### Task requirements
In full and word for word, print the data below.

========

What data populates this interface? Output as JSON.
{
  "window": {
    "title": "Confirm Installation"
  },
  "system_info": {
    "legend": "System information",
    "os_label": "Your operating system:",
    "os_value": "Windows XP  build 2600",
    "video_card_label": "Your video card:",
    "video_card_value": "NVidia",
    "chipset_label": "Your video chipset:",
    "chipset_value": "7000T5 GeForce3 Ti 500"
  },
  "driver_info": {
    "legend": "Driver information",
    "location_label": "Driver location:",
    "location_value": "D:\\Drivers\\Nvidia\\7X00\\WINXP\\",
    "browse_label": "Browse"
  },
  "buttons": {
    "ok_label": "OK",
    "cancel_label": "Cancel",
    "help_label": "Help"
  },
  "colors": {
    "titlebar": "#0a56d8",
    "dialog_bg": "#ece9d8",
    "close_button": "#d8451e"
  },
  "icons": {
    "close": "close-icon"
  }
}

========

### Task output
What data populates this interface? Output as JSON.
{
  "window": {
    "title": "Confirm Installation"
  },
  "system_info": {
    "legend": "System information",
    "os_label": "Your operating system:",
    "os_value": "Windows XP  build 2600",
    "video_card_label": "Your video card:",
    "video_card_value": "NVidia",
    "chipset_label": "Your video chipset:",
    "chipset_value": "7000T5 GeForce3 Ti 500"
  },
  "driver_info": {
    "legend": "Driver information",
    "location_label": "Driver location:",
    "location_value": "D:\\Drivers\\Nvidia\\7X00\\WINXP\\",
    "browse_label": "Browse"
  },
  "buttons": {
    "ok_label": "OK",
    "cancel_label": "Cancel",
    "help_label": "Help"
  },
  "colors": {
    "titlebar": "#0a56d8",
    "dialog_bg": "#ece9d8",
    "close_button": "#d8451e"
  },
  "icons": {
    "close": "close-icon"
  }
}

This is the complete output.